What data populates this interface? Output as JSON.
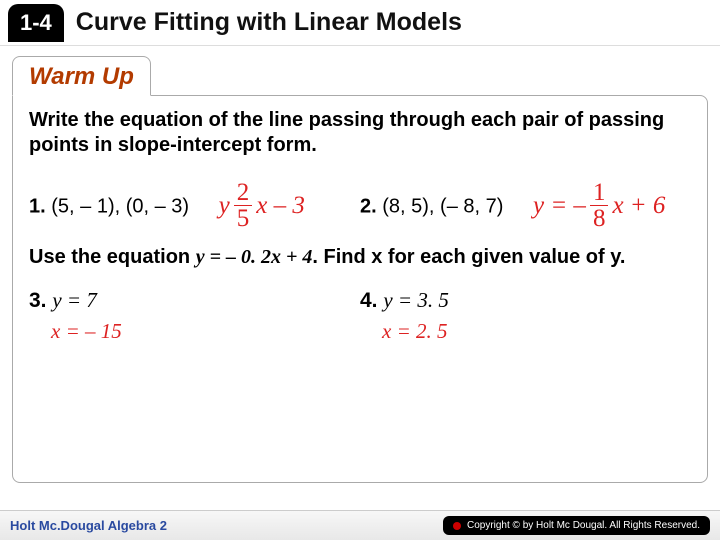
{
  "header": {
    "chapter": "1-4",
    "title": "Curve Fitting with Linear Models"
  },
  "section": {
    "label": "Warm Up"
  },
  "instructions1": "Write the equation of the line passing through each pair of passing points in slope-intercept form.",
  "problem1": {
    "label": "1.",
    "points": "(5, – 1), (0, – 3)",
    "answer_y": "y",
    "frac_num": "2",
    "frac_den": "5",
    "tail": "x – 3"
  },
  "problem2": {
    "label": "2.",
    "points": "(8, 5), (– 8, 7)",
    "answer_pre": "y = –",
    "frac_num": "1",
    "frac_den": "8",
    "tail": "x + 6"
  },
  "instructions2_pre": "Use the equation ",
  "instructions2_eq": "y = – 0. 2x + 4",
  "instructions2_post": ". Find x for each given value of y.",
  "problem3": {
    "label": "3.",
    "given": "y = 7",
    "answer": "x = – 15"
  },
  "problem4": {
    "label": "4.",
    "given": "y = 3. 5",
    "answer": "x = 2. 5"
  },
  "footer": {
    "book": "Holt Mc.Dougal Algebra 2",
    "copyright": "Copyright © by Holt Mc Dougal. All Rights Reserved."
  }
}
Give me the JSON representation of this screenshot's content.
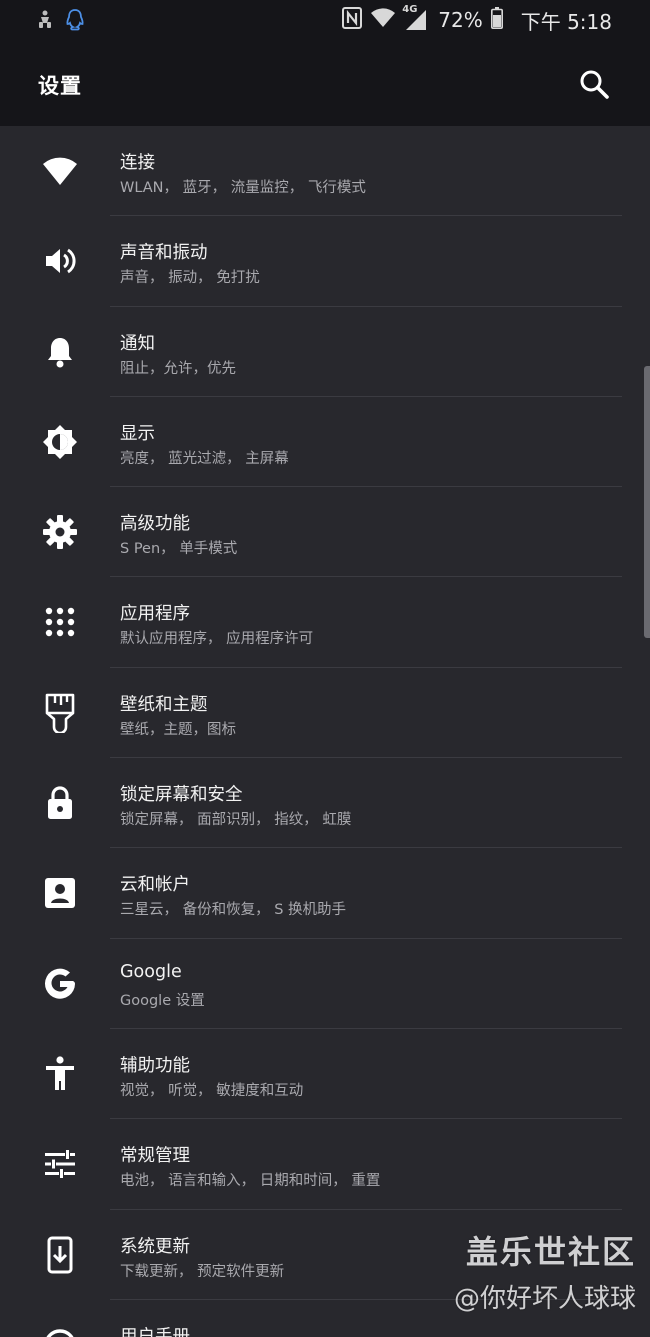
{
  "status_bar": {
    "left_icons": [
      "usb-debug-icon",
      "qq-notification-icon"
    ],
    "right_icons": [
      "nfc-icon",
      "wifi-icon",
      "signal-4g-icon",
      "battery-icon"
    ],
    "network_type": "4G",
    "battery_percent": "72%",
    "time": "下午 5:18"
  },
  "app_bar": {
    "title": "设置",
    "search_icon": "search-icon"
  },
  "settings": [
    {
      "icon": "wifi-icon",
      "title": "连接",
      "summary": "WLAN， 蓝牙， 流量监控， 飞行模式"
    },
    {
      "icon": "volume-icon",
      "title": "声音和振动",
      "summary": "声音， 振动， 免打扰"
    },
    {
      "icon": "bell-icon",
      "title": "通知",
      "summary": "阻止，允许，优先"
    },
    {
      "icon": "brightness-icon",
      "title": "显示",
      "summary": "亮度， 蓝光过滤， 主屏幕"
    },
    {
      "icon": "gear-icon",
      "title": "高级功能",
      "summary": "S Pen， 单手模式"
    },
    {
      "icon": "apps-grid-icon",
      "title": "应用程序",
      "summary": "默认应用程序， 应用程序许可"
    },
    {
      "icon": "paint-brush-icon",
      "title": "壁纸和主题",
      "summary": "壁纸，主题，图标"
    },
    {
      "icon": "lock-icon",
      "title": "锁定屏幕和安全",
      "summary": "锁定屏幕， 面部识别， 指纹， 虹膜"
    },
    {
      "icon": "account-icon",
      "title": "云和帐户",
      "summary": "三星云， 备份和恢复， S 换机助手"
    },
    {
      "icon": "google-icon",
      "title": "Google",
      "summary": "Google 设置"
    },
    {
      "icon": "accessibility-icon",
      "title": "辅助功能",
      "summary": "视觉， 听觉， 敏捷度和互动"
    },
    {
      "icon": "sliders-icon",
      "title": "常规管理",
      "summary": "电池， 语言和输入， 日期和时间， 重置"
    },
    {
      "icon": "system-update-icon",
      "title": "系统更新",
      "summary": "下载更新， 预定软件更新"
    },
    {
      "icon": "help-icon",
      "title": "用户手册",
      "summary": ""
    }
  ],
  "scroll_position_fraction": 0.2,
  "watermark": {
    "main": "盖乐世社区",
    "sub": "@你好坏人球球"
  },
  "colors": {
    "background": "#28282d",
    "header": "#151519",
    "title_text": "#f2f2f2",
    "summary_text": "#a9a9ae",
    "divider": "#3b3b41"
  }
}
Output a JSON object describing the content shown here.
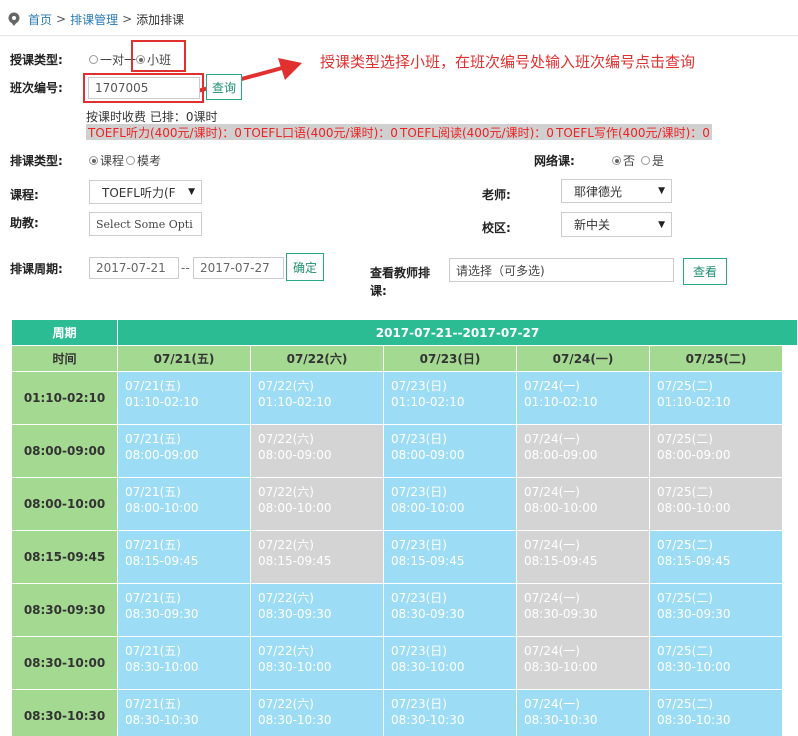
{
  "breadcrumb": {
    "home": "首页",
    "sep1": ">",
    "manage": "排课管理",
    "sep2": ">",
    "current": "添加排课"
  },
  "form": {
    "teach_type_label": "授课类型:",
    "teach_type_options": [
      "一对一",
      "小班"
    ],
    "class_no_label": "班次编号:",
    "class_no_value": "1707005",
    "query_button": "查询",
    "fee_info": "按课时收费 已排：0课时",
    "subjects": [
      "TOEFL听力(400元/课时)：0",
      "TOEFL口语(400元/课时)：0",
      "TOEFL阅读(400元/课时)：0",
      "TOEFL写作(400元/课时)：0"
    ],
    "sched_type_label": "排课类型:",
    "sched_type_options": [
      "课程",
      "模考"
    ],
    "online_label": "网络课:",
    "online_options": [
      "否",
      "是"
    ],
    "course_label": "课程:",
    "course_value": "TOEFL听力(F",
    "teacher_label": "老师:",
    "teacher_value": "耶律德光",
    "assistant_label": "助教:",
    "assistant_placeholder": "Select Some Opti",
    "campus_label": "校区:",
    "campus_value": "新中关",
    "period_label": "排课周期:",
    "date_from": "2017-07-21",
    "date_sep": "--",
    "date_to": "2017-07-27",
    "confirm_button": "确定",
    "view_teacher_label_1": "查看教师排",
    "view_teacher_label_2": "课:",
    "view_teacher_placeholder": "请选择（可多选)",
    "view_button": "查看"
  },
  "annotation": "授课类型选择小班，在班次编号处输入班次编号点击查询",
  "annotation_color": "#e03030",
  "schedule": {
    "week_header": "周期",
    "range_header": "2017-07-21--2017-07-27",
    "time_header": "时间",
    "days": [
      "07/21(五)",
      "07/22(六)",
      "07/23(日)",
      "07/24(一)",
      "07/25(二)"
    ],
    "rows": [
      {
        "time": "01:10-02:10",
        "cells": [
          {
            "l1": "07/21(五)",
            "l2": "01:10-02:10",
            "c": "blue"
          },
          {
            "l1": "07/22(六)",
            "l2": "01:10-02:10",
            "c": "blue"
          },
          {
            "l1": "07/23(日)",
            "l2": "01:10-02:10",
            "c": "blue"
          },
          {
            "l1": "07/24(一)",
            "l2": "01:10-02:10",
            "c": "blue"
          },
          {
            "l1": "07/25(二)",
            "l2": "01:10-02:10",
            "c": "blue"
          }
        ]
      },
      {
        "time": "08:00-09:00",
        "cells": [
          {
            "l1": "07/21(五)",
            "l2": "08:00-09:00",
            "c": "blue"
          },
          {
            "l1": "07/22(六)",
            "l2": "08:00-09:00",
            "c": "gray"
          },
          {
            "l1": "07/23(日)",
            "l2": "08:00-09:00",
            "c": "blue"
          },
          {
            "l1": "07/24(一)",
            "l2": "08:00-09:00",
            "c": "gray"
          },
          {
            "l1": "07/25(二)",
            "l2": "08:00-09:00",
            "c": "gray"
          }
        ]
      },
      {
        "time": "08:00-10:00",
        "cells": [
          {
            "l1": "07/21(五)",
            "l2": "08:00-10:00",
            "c": "blue"
          },
          {
            "l1": "07/22(六)",
            "l2": "08:00-10:00",
            "c": "gray"
          },
          {
            "l1": "07/23(日)",
            "l2": "08:00-10:00",
            "c": "blue"
          },
          {
            "l1": "07/24(一)",
            "l2": "08:00-10:00",
            "c": "gray"
          },
          {
            "l1": "07/25(二)",
            "l2": "08:00-10:00",
            "c": "gray"
          }
        ]
      },
      {
        "time": "08:15-09:45",
        "cells": [
          {
            "l1": "07/21(五)",
            "l2": "08:15-09:45",
            "c": "blue"
          },
          {
            "l1": "07/22(六)",
            "l2": "08:15-09:45",
            "c": "gray"
          },
          {
            "l1": "07/23(日)",
            "l2": "08:15-09:45",
            "c": "blue"
          },
          {
            "l1": "07/24(一)",
            "l2": "08:15-09:45",
            "c": "gray"
          },
          {
            "l1": "07/25(二)",
            "l2": "08:15-09:45",
            "c": "blue"
          }
        ]
      },
      {
        "time": "08:30-09:30",
        "cells": [
          {
            "l1": "07/21(五)",
            "l2": "08:30-09:30",
            "c": "blue"
          },
          {
            "l1": "07/22(六)",
            "l2": "08:30-09:30",
            "c": "blue"
          },
          {
            "l1": "07/23(日)",
            "l2": "08:30-09:30",
            "c": "blue"
          },
          {
            "l1": "07/24(一)",
            "l2": "08:30-09:30",
            "c": "gray"
          },
          {
            "l1": "07/25(二)",
            "l2": "08:30-09:30",
            "c": "blue"
          }
        ]
      },
      {
        "time": "08:30-10:00",
        "cells": [
          {
            "l1": "07/21(五)",
            "l2": "08:30-10:00",
            "c": "blue"
          },
          {
            "l1": "07/22(六)",
            "l2": "08:30-10:00",
            "c": "blue"
          },
          {
            "l1": "07/23(日)",
            "l2": "08:30-10:00",
            "c": "blue"
          },
          {
            "l1": "07/24(一)",
            "l2": "08:30-10:00",
            "c": "gray"
          },
          {
            "l1": "07/25(二)",
            "l2": "08:30-10:00",
            "c": "blue"
          }
        ]
      },
      {
        "time": "08:30-10:30",
        "cells": [
          {
            "l1": "07/21(五)",
            "l2": "08:30-10:30",
            "c": "blue"
          },
          {
            "l1": "07/22(六)",
            "l2": "08:30-10:30",
            "c": "blue"
          },
          {
            "l1": "07/23(日)",
            "l2": "08:30-10:30",
            "c": "blue"
          },
          {
            "l1": "07/24(一)",
            "l2": "08:30-10:30",
            "c": "blue"
          },
          {
            "l1": "07/25(二)",
            "l2": "08:30-10:30",
            "c": "blue"
          }
        ]
      }
    ]
  }
}
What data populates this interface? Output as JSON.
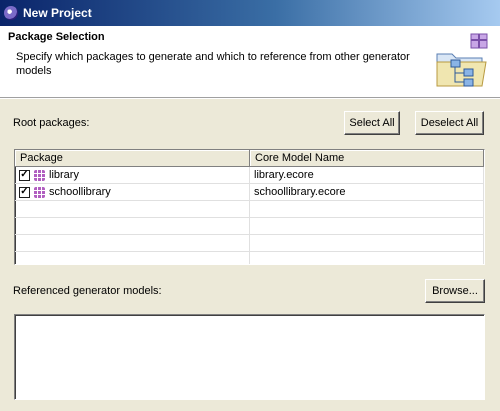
{
  "window": {
    "title": "New Project"
  },
  "banner": {
    "title": "Package Selection",
    "description": "Specify which packages to generate and which to reference from other generator models",
    "icon": "wizard-banner-icon"
  },
  "root_packages": {
    "label": "Root packages:",
    "select_all_label": "Select All",
    "deselect_all_label": "Deselect All",
    "columns": [
      "Package",
      "Core Model Name"
    ],
    "rows": [
      {
        "package": "library",
        "core_model": "library.ecore",
        "checked": true
      },
      {
        "package": "schoollibrary",
        "core_model": "schoollibrary.ecore",
        "checked": true
      }
    ]
  },
  "referenced": {
    "label": "Referenced generator models:",
    "browse_label": "Browse..."
  }
}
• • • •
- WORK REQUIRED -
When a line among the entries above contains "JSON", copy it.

- ANSWER SECTION -
What data populates this interface? Output as JSON.
Give me the JSON representation of this screenshot's content.
Output a JSON object describing the content shown here.
What data populates this interface? Output as JSON.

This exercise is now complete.